In recent years, there has been an increase in climate action. One issue that many worry about is called “double counting” – or the concern that emission reductions may be claimed more than once.
The Paris Agreement focuses on national commitments and national accounting. It states that any given emission reduction can only be counted towards one country’s Nationally Determined Contribution (NDC). So, for example, a country may develop a compliance system designed to help meet its NDC by requiring companies to either reduce their emissions or purchase carbon credits. If credits are purchased overseas, they may require that such credits come with an “NDC adjustment”. In other words, the country that the credit comes from must subtract that emission reduction from its own national account. This is also the case for airlines under the International Civil Aviation Organization’s (ICAO) scheme, i.e. airlines that wish to use offsets to meet given targets must purchase ones that have the NDC adjustment from the host country.

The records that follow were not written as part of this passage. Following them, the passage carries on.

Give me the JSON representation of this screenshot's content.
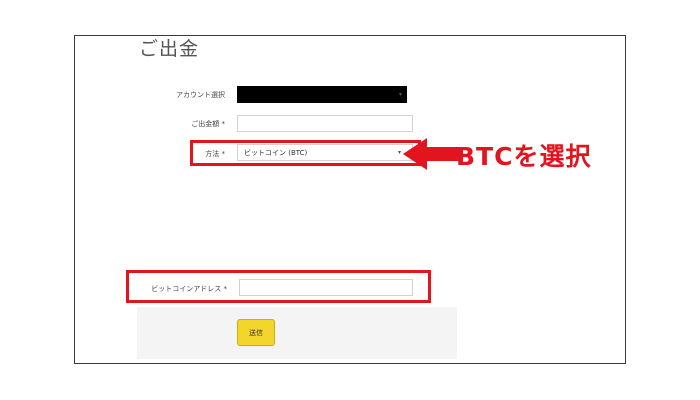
{
  "page": {
    "title": "ご出金"
  },
  "form": {
    "account": {
      "label": "アカウント選択",
      "value": ""
    },
    "amount": {
      "label": "ご出金額 *",
      "value": ""
    },
    "method": {
      "label": "方法 *",
      "value": "ビットコイン (BTC)"
    },
    "btc_address": {
      "label": "ビットコインアドレス *",
      "value": ""
    },
    "submit_label": "送信"
  },
  "annotation": {
    "text": "BTCを選択",
    "color": "#e4141e"
  },
  "colors": {
    "highlight": "#e4141e",
    "button": "#f3d62b",
    "submit_area": "#f4f4f4"
  },
  "icons": {
    "select_arrow": "▾",
    "pointer": "arrow-left-icon"
  }
}
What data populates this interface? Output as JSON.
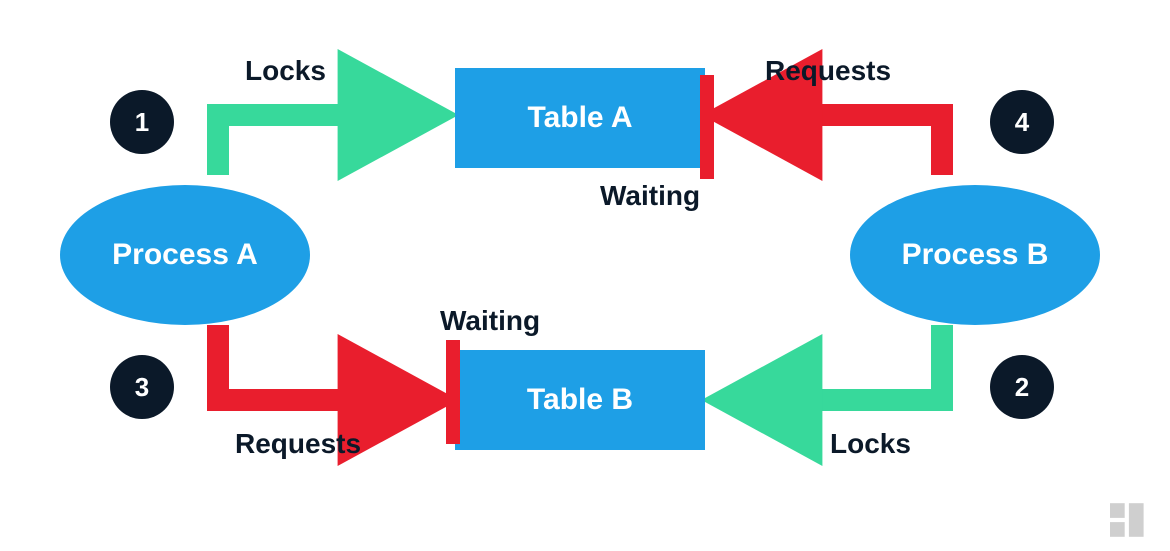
{
  "colors": {
    "blue": "#1e9fe6",
    "green": "#37d99b",
    "red": "#e91e2d",
    "dark": "#0b1929",
    "gray": "#cfcfcf"
  },
  "processA": {
    "label": "Process A"
  },
  "processB": {
    "label": "Process B"
  },
  "tableA": {
    "label": "Table A"
  },
  "tableB": {
    "label": "Table B"
  },
  "badges": {
    "one": "1",
    "two": "2",
    "three": "3",
    "four": "4"
  },
  "labels": {
    "locksLeft": "Locks",
    "locksRight": "Locks",
    "requestsLeft": "Requests",
    "requestsRight": "Requests",
    "waitingTop": "Waiting",
    "waitingBottom": "Waiting"
  }
}
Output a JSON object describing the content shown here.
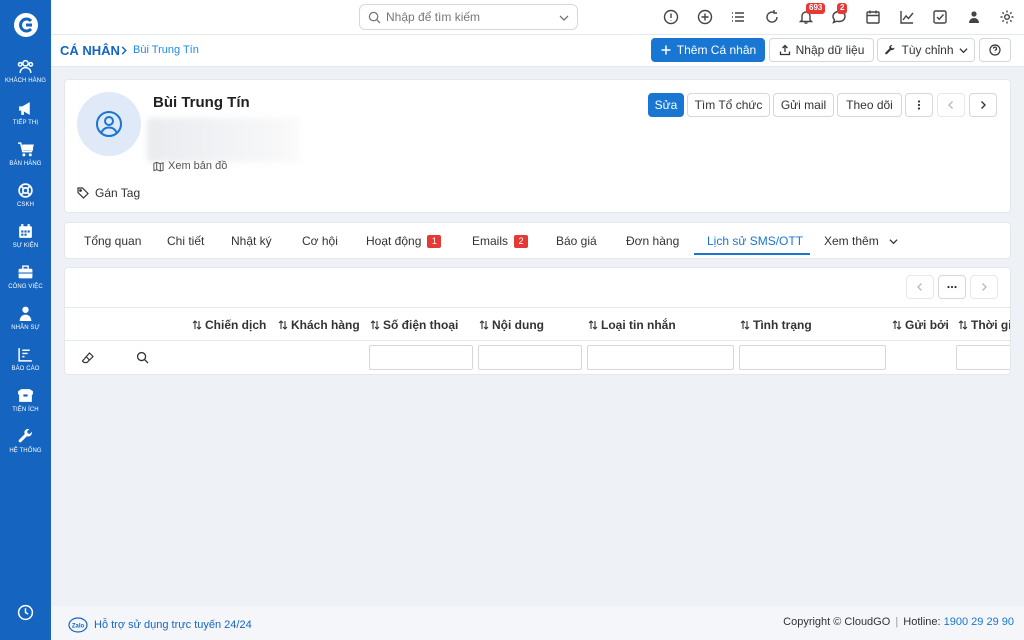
{
  "sidebar": {
    "items": [
      {
        "label": "KHÁCH HÀNG",
        "icon": "users-icon"
      },
      {
        "label": "TIẾP THỊ",
        "icon": "megaphone-icon"
      },
      {
        "label": "BÁN HÀNG",
        "icon": "cart-icon"
      },
      {
        "label": "CSKH",
        "icon": "lifebuoy-icon"
      },
      {
        "label": "SỰ KIỆN",
        "icon": "calendar-icon"
      },
      {
        "label": "CÔNG VIỆC",
        "icon": "briefcase-icon"
      },
      {
        "label": "NHÂN SỰ",
        "icon": "person-icon"
      },
      {
        "label": "BÁO CÁO",
        "icon": "report-icon"
      },
      {
        "label": "TIỆN ÍCH",
        "icon": "box-icon"
      },
      {
        "label": "HỆ THỐNG",
        "icon": "wrench-icon"
      }
    ]
  },
  "topbar": {
    "search_placeholder": "Nhập để tìm kiếm",
    "notifications_badge": "693",
    "chat_badge": "2"
  },
  "breadcrumb": {
    "root": "CÁ NHÂN",
    "current": "Bùi Trung Tín"
  },
  "actions": {
    "add": "Thêm Cá nhân",
    "import": "Nhập dữ liệu",
    "customize": "Tùy chỉnh"
  },
  "profile": {
    "name": "Bùi Trung Tín",
    "map_link": "Xem bản đồ",
    "tag_label": "Gán Tag",
    "buttons": {
      "edit": "Sửa",
      "find_org": "Tìm Tổ chức",
      "send_mail": "Gửi mail",
      "follow": "Theo dõi"
    }
  },
  "tabs": [
    {
      "label": "Tổng quan"
    },
    {
      "label": "Chi tiết"
    },
    {
      "label": "Nhật ký"
    },
    {
      "label": "Cơ hội"
    },
    {
      "label": "Hoạt động",
      "badge": "1"
    },
    {
      "label": "Emails",
      "badge": "2"
    },
    {
      "label": "Báo giá"
    },
    {
      "label": "Đơn hàng"
    },
    {
      "label": "Lịch sử SMS/OTT",
      "active": true
    },
    {
      "label": "Xem thêm"
    }
  ],
  "table": {
    "columns": [
      "Chiến dịch",
      "Khách hàng",
      "Số điện thoại",
      "Nội dung",
      "Loại tin nhắn",
      "Tình trạng",
      "Gửi bởi",
      "Thời gia"
    ]
  },
  "footer": {
    "support": "Hỗ trợ sử dụng trực tuyến 24/24",
    "copyright": "Copyright © CloudGO",
    "hotline_label": "Hotline:",
    "hotline": "1900 29 29 90"
  }
}
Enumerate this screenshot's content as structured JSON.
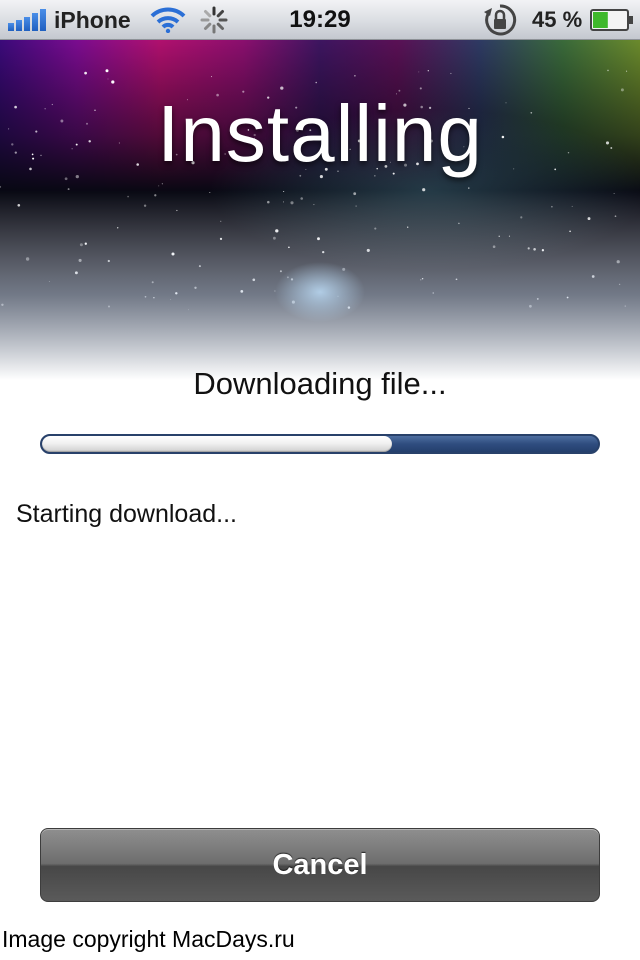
{
  "status_bar": {
    "carrier": "iPhone",
    "time": "19:29",
    "battery_percent": "45 %",
    "battery_level": 0.45,
    "icons": [
      "signal-bars-icon",
      "wifi-icon",
      "activity-spinner-icon",
      "rotation-lock-icon",
      "battery-icon"
    ]
  },
  "header": {
    "title": "Installing"
  },
  "main": {
    "status_label": "Downloading file...",
    "progress": 0.63,
    "log_text": "Starting download..."
  },
  "actions": {
    "cancel_label": "Cancel"
  },
  "footer": {
    "copyright": "Image copyright MacDays.ru"
  },
  "colors": {
    "progress_track": "#2f4d7f",
    "progress_fill": "#f1f1f1",
    "button": "#5a5a5a"
  }
}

Conversely, voluntary crediting currently occupies a “no-man’s land”. Let’s say a company in the Netherlands or the UK buys a forest carbon credit voluntarily from a project in Peru or Indonesia. Both European countries have said they would not use such credits towards their nationally determined contribution. In this instance, the Paris Agreement suggests Peru or Indonesia may then count that emission reduction. However, some suggest that every emission reduction should only be used or claimed once, i.e. every offset, even those voluntarily purchased, must come with an NDC adjustment. Others suggest there exists a parallel universe of private transactions, where companies may purchase and claim offsets that are separate, or “offline”, from Paris Agreement accounting.
The question is: Which scenario results in more emission reductions? On one hand, a strict interpretation of double counting could lead to higher ambition and more emission reductions if countries take their NDCs seriously—both in setting their own targets and achieving results. However, it could also have unintended consequences, including incentivizing weak country targets (to leave headroom to sell carbon credits). Or, it could stifle investments and finance for emission reductions—including and especially for forests, which currently run outside many compliance-based schemes—if companies are told they can only use offsets with the NDC adjustment.
This is particularly true in the near term, as companies are ready and willing to invest in forests, but there remains much uncertainty as to whether, and if so how, countries may be willing to give up such emission units. Where such investments are voluntary, they simply may not happen if a narrative is generated where voluntary crediting—i.e. the case in which a forest country “keeps” the emission reduction in its national reporting supported by a company or consumer claiming they have catalyzed the reduction—is not an appropriate or credible approach.
Finding answers between the extremes
The forest carbon community, especially those engaged in REDD+ (Reducing emissions from deforestation and forest degradation and the role of conservation, sustainable management of forests and enhancement of forest carbon stocks in developing countries) often wages wars within itself when staking positions at opposite ends of a philosophical spectrum. Good answers often lie somewhere between the extremes. This instance—whether to embrace finance from oil and gas or repudiate it—is a case in point.
Simply saying to companies “no offsets, period” is likely not optimal—particularly when such companies are doing their part to avoid and reduce emissions. It is also not appropriate to give social license to companies for unconstrained offsetting. There is a place at which to turn the dial that optimizes finance for forests and emission reductions and we, as a community, should seek to find that space.
Until our community has a pragmatic discussion on this issue—rather than setting two discourses at opposite ends of the spectrum—we are unlikely to mobilize the potential for oil and gas to contribute, responsibly, to both fossil fuel reductions as well as the Marshall Plan for Tropical Forests.